DEMOCRACY?

ByMICHAEL L.ROSS*

Introduction scientists believe that oil has some very odd proper ties. Many POLITICAL to become

more

to this

tion

studies

show

democratic.

rule:

if rising

that when

incomes

tend rise, governments Yet some scholars imply there is an excep can be traced to a incomes oil country's

wealth, they suggest, this democratizing effect will shrink or disappear. oil really have

Does

properties? What

antidemocratic

about

other min

erals and other commodities? What might explain these effects? The

claim

specialists

to

is often used by area do not mix that oil and democracy states of the Arab Middle the high-income explain why

East have not become democratic. If oil is truly at fault, this insight could help explain?and perhaps, predict?the political problems of oil around the world, exporters states of Central the oil-rich

and such as Nigeria, Venezuela, Indonesia, If other minerals have similar prop Asia. account for the absence or weakness of de

this effect might help states in sub-Saharan in dozens of additional Latin Africa, mocracy and Southeast claim Asia. Yet the "oil impedes democracy" America, has received little attention outside the circle of Mideast scholars; erties,

moreover,

it has not been

carefully

tested with

regression

analysis,

ei

ther within or beyond theMiddle East. I use pooled and 1997

1971

time-series

cross-national

to

three

explore

aspects

data from

113

states between

of the oil-impedes-democracy

claim. The first is the claims validity: is it true?Although the claim has been championed byMideast specialists, it is difficult to test by examining only

cases from

theMiddle

East because

*

the region provides

scholars with

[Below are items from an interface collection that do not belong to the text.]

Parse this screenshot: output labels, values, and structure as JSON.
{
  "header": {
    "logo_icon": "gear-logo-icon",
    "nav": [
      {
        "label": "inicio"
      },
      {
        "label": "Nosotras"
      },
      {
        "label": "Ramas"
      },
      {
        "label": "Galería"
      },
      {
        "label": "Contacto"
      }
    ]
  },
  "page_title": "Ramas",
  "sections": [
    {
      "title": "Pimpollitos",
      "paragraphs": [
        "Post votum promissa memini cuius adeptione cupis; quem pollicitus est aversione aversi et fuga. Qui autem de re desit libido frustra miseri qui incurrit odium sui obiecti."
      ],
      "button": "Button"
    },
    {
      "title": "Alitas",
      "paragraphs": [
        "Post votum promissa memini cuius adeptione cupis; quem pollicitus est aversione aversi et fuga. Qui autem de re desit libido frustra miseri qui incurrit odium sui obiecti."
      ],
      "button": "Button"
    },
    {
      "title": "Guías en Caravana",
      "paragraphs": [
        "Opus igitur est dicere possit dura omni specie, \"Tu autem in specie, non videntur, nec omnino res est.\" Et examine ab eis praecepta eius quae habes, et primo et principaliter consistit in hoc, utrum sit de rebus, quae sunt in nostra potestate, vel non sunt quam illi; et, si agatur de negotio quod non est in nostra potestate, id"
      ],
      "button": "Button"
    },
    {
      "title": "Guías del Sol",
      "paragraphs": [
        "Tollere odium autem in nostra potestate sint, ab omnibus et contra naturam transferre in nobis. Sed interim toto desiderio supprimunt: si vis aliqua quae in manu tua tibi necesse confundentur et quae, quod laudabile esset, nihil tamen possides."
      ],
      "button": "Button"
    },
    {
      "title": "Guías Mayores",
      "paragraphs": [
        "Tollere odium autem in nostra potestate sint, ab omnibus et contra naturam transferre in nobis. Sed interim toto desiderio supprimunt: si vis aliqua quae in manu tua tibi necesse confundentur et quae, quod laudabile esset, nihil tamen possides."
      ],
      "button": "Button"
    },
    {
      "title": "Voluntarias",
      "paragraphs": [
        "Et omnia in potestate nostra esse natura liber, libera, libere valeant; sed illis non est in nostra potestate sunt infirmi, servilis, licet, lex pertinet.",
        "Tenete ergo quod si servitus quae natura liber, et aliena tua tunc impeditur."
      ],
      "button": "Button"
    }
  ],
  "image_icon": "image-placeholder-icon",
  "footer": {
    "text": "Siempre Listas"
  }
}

Previous versions of this article were presented to seminars at Princeton University, Yale Univer of California, Los Angeles, of the and at the September 2000 annual meeting sity, and the University inWashington, American D.C. For their thoughtful comments on ear Political Science Association Indra de Soysa, Geoffrey Garrett, Phil Keefer, Steve lier drafts, I am grateful to Pradeep Chhibber, Lowi, Ellen Lust-Okar, Lant Pritchett, Nicholas Sambanis, Jennifer Widner, Michael Knack, Miriam reviewers. I owe special thanks to Irfan Nooruddin for his research and three anonymous Woolcock, assistance and advice and to Colin Xu for hi